*** Opening Available data ***

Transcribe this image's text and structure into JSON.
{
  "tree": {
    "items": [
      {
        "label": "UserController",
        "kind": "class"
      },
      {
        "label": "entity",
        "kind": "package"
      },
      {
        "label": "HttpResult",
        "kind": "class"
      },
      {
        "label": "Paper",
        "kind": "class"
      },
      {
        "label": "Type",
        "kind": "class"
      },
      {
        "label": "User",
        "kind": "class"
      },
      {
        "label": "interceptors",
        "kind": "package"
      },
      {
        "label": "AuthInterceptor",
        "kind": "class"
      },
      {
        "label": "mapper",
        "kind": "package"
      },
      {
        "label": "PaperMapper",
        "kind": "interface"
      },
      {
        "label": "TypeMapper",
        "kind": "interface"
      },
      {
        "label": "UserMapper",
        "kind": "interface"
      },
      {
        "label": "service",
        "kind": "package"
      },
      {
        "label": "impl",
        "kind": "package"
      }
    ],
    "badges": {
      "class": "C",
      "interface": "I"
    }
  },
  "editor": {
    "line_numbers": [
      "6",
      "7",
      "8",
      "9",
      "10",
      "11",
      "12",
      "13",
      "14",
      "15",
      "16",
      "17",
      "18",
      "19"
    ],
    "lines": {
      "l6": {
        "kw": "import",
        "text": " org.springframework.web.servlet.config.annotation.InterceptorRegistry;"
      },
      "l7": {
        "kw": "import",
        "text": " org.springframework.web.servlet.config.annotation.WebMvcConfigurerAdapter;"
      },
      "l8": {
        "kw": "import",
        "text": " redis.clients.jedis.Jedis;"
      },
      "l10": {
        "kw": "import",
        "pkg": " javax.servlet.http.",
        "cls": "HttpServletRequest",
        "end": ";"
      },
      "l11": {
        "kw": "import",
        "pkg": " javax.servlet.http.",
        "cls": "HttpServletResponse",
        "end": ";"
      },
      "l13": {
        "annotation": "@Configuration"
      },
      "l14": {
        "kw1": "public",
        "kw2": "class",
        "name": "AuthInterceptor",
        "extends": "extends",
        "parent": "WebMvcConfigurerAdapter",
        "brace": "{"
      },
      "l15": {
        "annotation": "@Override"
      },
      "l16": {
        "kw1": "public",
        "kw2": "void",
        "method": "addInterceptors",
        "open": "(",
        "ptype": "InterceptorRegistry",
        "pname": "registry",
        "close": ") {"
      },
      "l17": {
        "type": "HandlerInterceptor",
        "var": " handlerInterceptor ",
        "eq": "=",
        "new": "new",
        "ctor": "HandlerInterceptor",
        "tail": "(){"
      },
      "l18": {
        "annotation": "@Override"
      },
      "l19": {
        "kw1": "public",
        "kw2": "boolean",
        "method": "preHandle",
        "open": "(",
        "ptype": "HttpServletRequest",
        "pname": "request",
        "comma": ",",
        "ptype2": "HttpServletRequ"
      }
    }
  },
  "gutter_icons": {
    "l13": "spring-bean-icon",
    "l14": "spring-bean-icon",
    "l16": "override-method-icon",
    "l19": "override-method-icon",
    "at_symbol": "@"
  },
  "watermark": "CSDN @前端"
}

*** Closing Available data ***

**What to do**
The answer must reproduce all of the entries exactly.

**Answer for this exercise**
Transcribe this image's text and structure into JSON.
{
  "tree": {
    "items": [
      {
        "label": "UserController",
        "kind": "class"
      },
      {
        "label": "entity",
        "kind": "package"
      },
      {
        "label": "HttpResult",
        "kind": "class"
      },
      {
        "label": "Paper",
        "kind": "class"
      },
      {
        "label": "Type",
        "kind": "class"
      },
      {
        "label": "User",
        "kind": "class"
      },
      {
        "label": "interceptors",
        "kind": "package"
      },
      {
        "label": "AuthInterceptor",
        "kind": "class"
      },
      {
        "label": "mapper",
        "kind": "package"
      },
      {
        "label": "PaperMapper",
        "kind": "interface"
      },
      {
        "label": "TypeMapper",
        "kind": "interface"
      },
      {
        "label": "UserMapper",
        "kind": "interface"
      },
      {
        "label": "service",
        "kind": "package"
      },
      {
        "label": "impl",
        "kind": "package"
      }
    ],
    "badges": {
      "class": "C",
      "interface": "I"
    }
  },
  "editor": {
    "line_numbers": [
      "6",
      "7",
      "8",
      "9",
      "10",
      "11",
      "12",
      "13",
      "14",
      "15",
      "16",
      "17",
      "18",
      "19"
    ],
    "lines": {
      "l6": {
        "kw": "import",
        "text": " org.springframework.web.servlet.config.annotation.InterceptorRegistry;"
      },
      "l7": {
        "kw": "import",
        "text": " org.springframework.web.servlet.config.annotation.WebMvcConfigurerAdapter;"
      },
      "l8": {
        "kw": "import",
        "text": " redis.clients.jedis.Jedis;"
      },
      "l10": {
        "kw": "import",
        "pkg": " javax.servlet.http.",
        "cls": "HttpServletRequest",
        "end": ";"
      },
      "l11": {
        "kw": "import",
        "pkg": " javax.servlet.http.",
        "cls": "HttpServletResponse",
        "end": ";"
      },
      "l13": {
        "annotation": "@Configuration"
      },
      "l14": {
        "kw1": "public",
        "kw2": "class",
        "name": "AuthInterceptor",
        "extends": "extends",
        "parent": "WebMvcConfigurerAdapter",
        "brace": "{"
      },
      "l15": {
        "annotation": "@Override"
      },
      "l16": {
        "kw1": "public",
        "kw2": "void",
        "method": "addInterceptors",
        "open": "(",
        "ptype": "InterceptorRegistry",
        "pname": "registry",
        "close": ") {"
      },
      "l17": {
        "type": "HandlerInterceptor",
        "var": " handlerInterceptor ",
        "eq": "=",
        "new": "new",
        "ctor": "HandlerInterceptor",
        "tail": "(){"
      },
      "l18": {
        "annotation": "@Override"
      },
      "l19": {
        "kw1": "public",
        "kw2": "boolean",
        "method": "preHandle",
        "open": "(",
        "ptype": "HttpServletRequest",
        "pname": "request",
        "comma": ",",
        "ptype2": "HttpServletRequ"
      }
    }
  },
  "gutter_icons": {
    "l13": "spring-bean-icon",
    "l14": "spring-bean-icon",
    "l16": "override-method-icon",
    "l19": "override-method-icon",
    "at_symbol": "@"
  },
  "watermark": "CSDN @前端"
}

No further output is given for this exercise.